Summers fall into two categories for investors: tough sledding and clear sailing. Clear sailing is when things are as they should be: light blue sky, nice little sailboat on Buzzard's Bay, with breeze enough for going out and coming back, the Red Sox are in first place but looking over their shoulders at the Yankees, and you sit back and feel pretty good about your GE, IBM, Johnson & Johnson, Cisco, and Pepsi.
Unfortunately this summer looks like it's the other kind: tough sledding, when despite the summer heat (92 in New York City today) every step feels like your dragging a sled up a snow-filled slope for the thrill of chuting down later as fast as stock prices tumbled last Friday.

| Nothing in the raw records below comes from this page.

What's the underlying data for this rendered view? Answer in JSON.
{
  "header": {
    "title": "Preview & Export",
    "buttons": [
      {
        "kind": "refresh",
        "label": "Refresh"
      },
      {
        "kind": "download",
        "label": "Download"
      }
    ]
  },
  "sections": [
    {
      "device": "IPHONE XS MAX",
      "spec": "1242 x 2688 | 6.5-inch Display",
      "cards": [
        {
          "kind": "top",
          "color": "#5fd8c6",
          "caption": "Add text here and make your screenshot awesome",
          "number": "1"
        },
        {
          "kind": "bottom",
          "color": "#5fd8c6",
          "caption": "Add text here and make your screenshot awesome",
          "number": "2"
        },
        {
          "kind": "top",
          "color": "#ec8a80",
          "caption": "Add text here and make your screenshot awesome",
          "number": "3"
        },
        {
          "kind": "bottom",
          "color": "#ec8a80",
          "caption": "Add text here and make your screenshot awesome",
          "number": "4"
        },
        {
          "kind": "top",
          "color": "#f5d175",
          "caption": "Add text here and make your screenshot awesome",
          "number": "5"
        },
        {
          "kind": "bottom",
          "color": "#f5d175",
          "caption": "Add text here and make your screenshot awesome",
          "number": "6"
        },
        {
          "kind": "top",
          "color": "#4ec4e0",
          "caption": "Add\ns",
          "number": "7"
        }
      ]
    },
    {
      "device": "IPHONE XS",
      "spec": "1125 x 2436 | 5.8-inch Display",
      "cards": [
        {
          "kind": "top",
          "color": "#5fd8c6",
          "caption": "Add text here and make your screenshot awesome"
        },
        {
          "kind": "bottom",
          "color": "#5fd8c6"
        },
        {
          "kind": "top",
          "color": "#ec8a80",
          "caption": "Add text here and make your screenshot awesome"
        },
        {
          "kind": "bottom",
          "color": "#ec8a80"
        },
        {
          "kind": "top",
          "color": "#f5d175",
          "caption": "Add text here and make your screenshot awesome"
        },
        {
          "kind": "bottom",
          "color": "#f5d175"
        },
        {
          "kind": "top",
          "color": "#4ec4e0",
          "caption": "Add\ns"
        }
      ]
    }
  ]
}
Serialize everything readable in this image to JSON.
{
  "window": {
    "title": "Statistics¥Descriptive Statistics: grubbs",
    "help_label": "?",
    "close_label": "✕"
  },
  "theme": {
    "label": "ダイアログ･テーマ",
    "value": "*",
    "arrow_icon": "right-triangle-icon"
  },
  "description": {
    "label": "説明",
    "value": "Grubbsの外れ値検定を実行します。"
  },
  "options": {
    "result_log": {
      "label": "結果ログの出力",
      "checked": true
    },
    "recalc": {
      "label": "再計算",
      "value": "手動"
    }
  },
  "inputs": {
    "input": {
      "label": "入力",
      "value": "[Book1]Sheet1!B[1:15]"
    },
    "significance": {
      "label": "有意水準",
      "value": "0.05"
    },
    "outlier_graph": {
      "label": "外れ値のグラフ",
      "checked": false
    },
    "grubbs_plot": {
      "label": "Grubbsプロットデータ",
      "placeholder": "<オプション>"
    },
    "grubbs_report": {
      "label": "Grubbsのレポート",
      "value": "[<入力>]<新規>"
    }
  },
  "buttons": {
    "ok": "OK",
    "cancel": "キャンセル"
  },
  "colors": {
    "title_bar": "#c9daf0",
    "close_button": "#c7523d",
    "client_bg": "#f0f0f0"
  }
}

Oil prices per barrel and gasoline prices per gallon are still going up, unemployment is up, airlines are up in the air about how to deal with a whole Sunday Times of bad news, the Dow goes down four hundred points and NASDAQ sheds about fifty, and even GM is thinking twice about the wisdom of mass producing the Hummer.
In such a climate it makes sense to own rails, which run on coal and therefore benefit from the travails of the trucking industry. Warren Buffett has bought a bunch of rails including Burlington Northern and Norfolk Southern. Makes sense to me.
Our China correspondents say that KFC way outsells Big Macs in China, and China is booming like you wouldn't believe. If you have a few thousand spare dollars you could do worse than buying a few shares of Yum Brands, which owns KFC.
A tip of the old fedora to Bill Gross, billionaire bond fund manager and fellow philatelist, who sold the Scandinavian part of his stamp collection for a cool million, donating the proceeds to a Columbia University project for improving the health, welfare, and education of poor peeople in a wide swath of land encompassing ten African countries.
Here are some stamps not from Scandinavia but from the artist Donald Evans, who specialized in creating the postage stamps of imaginary countries.